Catherine C. Gregg, Journaling

Catherine C. Gregg, Christian Formation and Direction Ministries

Journaling

The Purpose of Journaling

God is interested in a relationship with us, and journaling is one way of paying attention to that relationship and of processing some of the thoughts and feelings that are a part of that relationship. There is no magic—journaling doesn’t necessarily make us more spiritual or even more insightful. But, it can enhance our communication with God, which will eventually lead to communion with God.

Communication is about both sending and receiving. When we do all the talking (whether to God or to anyone else), the conversation gets old pretty fast. Most of us are more confident about our ability to talk to God than our ability to listen to God. Journaling gives us an opportunity to “practice our listening” by making a space to hear God speak.

For some, writing helps to process what’s going on inside. It slows us down enough to notice what’s going on within and around us, and it gives us freedom to express what’s not safe to share with others. Since no one should ever read our journal, we can share our deep desires, fears, anger, as well as our loftiest hopes and dreams. 

Ways to Journal: Chronicling, Journaling, Art

C.S. Lewis says, “I am sure that some are born to write as trees are born to bear leaves; for these, writing is a necessary mode of their own development.” People like this don’t know what they really think or feel until they begin to write about it. Journaling will open to them a stream of communication to and from God that will shape their inner world and their outer lives.

But for others, the deep insights are more likely to happen outside the writing experience itself.
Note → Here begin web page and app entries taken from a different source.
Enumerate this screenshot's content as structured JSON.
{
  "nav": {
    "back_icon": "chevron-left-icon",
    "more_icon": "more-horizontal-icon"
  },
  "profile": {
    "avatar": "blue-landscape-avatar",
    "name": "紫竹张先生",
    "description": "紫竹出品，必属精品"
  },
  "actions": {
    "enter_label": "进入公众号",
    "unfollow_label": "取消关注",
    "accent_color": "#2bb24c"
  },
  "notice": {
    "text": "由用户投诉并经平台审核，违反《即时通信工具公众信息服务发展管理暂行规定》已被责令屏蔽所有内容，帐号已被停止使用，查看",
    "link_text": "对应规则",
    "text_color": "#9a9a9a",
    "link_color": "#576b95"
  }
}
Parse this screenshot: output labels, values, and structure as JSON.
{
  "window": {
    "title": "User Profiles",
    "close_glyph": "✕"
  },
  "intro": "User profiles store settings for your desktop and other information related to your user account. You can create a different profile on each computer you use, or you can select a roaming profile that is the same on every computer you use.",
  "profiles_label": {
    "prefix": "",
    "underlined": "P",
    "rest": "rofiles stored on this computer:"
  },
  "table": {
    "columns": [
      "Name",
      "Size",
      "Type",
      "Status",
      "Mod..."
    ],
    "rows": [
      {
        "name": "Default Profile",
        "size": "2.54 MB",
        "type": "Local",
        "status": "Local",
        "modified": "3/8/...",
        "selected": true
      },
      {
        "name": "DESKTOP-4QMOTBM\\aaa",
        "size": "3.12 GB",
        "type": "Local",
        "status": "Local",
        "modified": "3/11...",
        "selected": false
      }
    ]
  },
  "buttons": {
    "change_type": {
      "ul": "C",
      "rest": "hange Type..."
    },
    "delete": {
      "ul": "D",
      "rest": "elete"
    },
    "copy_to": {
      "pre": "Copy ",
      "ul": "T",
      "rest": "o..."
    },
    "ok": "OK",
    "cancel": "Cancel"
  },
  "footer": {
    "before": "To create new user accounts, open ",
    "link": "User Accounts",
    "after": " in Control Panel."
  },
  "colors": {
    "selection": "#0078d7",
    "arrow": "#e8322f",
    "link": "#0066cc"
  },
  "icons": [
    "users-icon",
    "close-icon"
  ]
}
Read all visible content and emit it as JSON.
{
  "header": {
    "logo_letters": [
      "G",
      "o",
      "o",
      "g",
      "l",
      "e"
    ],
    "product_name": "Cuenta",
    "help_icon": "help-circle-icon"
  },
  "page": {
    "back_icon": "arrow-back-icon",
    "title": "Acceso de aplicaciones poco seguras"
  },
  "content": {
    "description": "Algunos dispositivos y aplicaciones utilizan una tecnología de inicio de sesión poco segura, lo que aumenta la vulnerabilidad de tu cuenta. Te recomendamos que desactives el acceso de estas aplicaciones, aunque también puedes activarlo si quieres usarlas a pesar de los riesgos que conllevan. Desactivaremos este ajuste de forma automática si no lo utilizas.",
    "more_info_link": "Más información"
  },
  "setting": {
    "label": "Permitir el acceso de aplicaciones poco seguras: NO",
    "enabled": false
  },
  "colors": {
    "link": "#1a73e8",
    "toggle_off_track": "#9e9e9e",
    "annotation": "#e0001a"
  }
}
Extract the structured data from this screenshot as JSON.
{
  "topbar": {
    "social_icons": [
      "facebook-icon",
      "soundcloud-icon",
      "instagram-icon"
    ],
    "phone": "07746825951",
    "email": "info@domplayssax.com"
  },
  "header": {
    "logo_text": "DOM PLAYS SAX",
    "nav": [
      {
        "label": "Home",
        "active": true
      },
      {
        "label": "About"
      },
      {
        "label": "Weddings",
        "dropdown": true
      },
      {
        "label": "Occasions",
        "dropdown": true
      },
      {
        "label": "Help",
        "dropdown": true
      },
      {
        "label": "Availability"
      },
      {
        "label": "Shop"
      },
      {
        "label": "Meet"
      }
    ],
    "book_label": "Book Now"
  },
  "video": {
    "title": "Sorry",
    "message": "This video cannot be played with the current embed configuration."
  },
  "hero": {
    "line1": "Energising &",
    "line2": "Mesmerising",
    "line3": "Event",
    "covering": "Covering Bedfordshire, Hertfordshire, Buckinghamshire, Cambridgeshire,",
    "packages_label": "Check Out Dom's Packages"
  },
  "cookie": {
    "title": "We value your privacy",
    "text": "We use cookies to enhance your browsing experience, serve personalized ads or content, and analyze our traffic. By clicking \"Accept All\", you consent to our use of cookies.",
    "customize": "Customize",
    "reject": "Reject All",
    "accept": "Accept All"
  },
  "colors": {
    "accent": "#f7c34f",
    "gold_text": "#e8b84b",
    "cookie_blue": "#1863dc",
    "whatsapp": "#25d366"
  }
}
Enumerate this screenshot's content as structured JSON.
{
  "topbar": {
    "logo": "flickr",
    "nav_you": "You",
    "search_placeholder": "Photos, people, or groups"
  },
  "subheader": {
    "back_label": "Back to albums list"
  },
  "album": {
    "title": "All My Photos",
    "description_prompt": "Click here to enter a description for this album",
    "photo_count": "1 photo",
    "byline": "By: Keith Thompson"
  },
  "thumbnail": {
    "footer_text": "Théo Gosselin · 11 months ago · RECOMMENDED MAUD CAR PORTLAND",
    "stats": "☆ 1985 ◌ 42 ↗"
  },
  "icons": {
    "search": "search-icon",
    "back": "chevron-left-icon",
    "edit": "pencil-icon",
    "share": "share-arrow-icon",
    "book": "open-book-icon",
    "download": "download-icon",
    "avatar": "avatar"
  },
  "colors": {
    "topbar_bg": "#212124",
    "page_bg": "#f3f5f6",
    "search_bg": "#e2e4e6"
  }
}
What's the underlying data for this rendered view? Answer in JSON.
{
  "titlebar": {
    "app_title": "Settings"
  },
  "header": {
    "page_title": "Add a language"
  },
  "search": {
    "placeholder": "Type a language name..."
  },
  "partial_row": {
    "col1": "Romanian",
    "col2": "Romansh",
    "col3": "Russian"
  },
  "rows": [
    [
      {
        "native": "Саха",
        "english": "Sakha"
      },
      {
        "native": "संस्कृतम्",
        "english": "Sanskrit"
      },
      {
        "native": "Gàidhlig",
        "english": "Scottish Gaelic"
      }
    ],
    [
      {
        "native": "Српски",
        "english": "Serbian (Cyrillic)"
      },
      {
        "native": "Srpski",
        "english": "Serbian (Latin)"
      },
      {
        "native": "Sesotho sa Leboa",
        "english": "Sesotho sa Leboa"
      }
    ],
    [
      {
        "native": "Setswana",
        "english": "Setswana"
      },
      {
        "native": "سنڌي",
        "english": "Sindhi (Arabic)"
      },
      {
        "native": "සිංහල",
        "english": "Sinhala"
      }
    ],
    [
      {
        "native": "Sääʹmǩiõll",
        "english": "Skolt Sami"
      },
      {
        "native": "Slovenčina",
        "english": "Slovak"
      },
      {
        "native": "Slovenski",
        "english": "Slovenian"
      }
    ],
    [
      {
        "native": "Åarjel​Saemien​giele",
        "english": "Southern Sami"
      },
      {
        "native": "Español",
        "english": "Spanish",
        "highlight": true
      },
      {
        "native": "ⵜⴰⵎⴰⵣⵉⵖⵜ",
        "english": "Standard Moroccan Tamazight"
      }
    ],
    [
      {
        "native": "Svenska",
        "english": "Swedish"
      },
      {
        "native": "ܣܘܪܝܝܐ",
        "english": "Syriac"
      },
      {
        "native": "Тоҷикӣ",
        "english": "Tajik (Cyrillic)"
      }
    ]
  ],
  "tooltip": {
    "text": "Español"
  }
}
When this is the case, one’s journal becomes a place to chronicle thoughts, impressions, feelings, and experiences with God. The journal becomes a place to make note of the ways that God has touched us—perhaps through a sermon, a scripture passage, a conversation with another person, or through nature—so that we can return to those notations from time to time to be encouraged or redirected when we sense that we are losing our direction in life.

Other ways to journal include drawing, sketching, painting, calligraphy and a host of other art forms, which express our inner being in ways that words simply can’t communicate. Images that capture the essence of our intention or the reality of life into which we may sometimes gaze are worth recording in our journal.

Christians throughout the centuries have chosen to journal their responses to a scripture passage as a means of growing closer to God. Because God is about meeting us wherever and however we are open to the encounter, we may be helped by choosing a small portion of scripture, or perhaps a collect or a creed from the Book of Common Prayer, and spending some time ruminating on the passage. As we stay with the passage we may have questions or thoughts about the scripture that we may want to journal. Sometimes insight comes to us by the Holy Spirit and we can understand God, ourselves, and/or the world in which we live in a new way. Journaling these insights gives us opportunity to process them more deeply and retain them longer in our memory and in our practice of faith.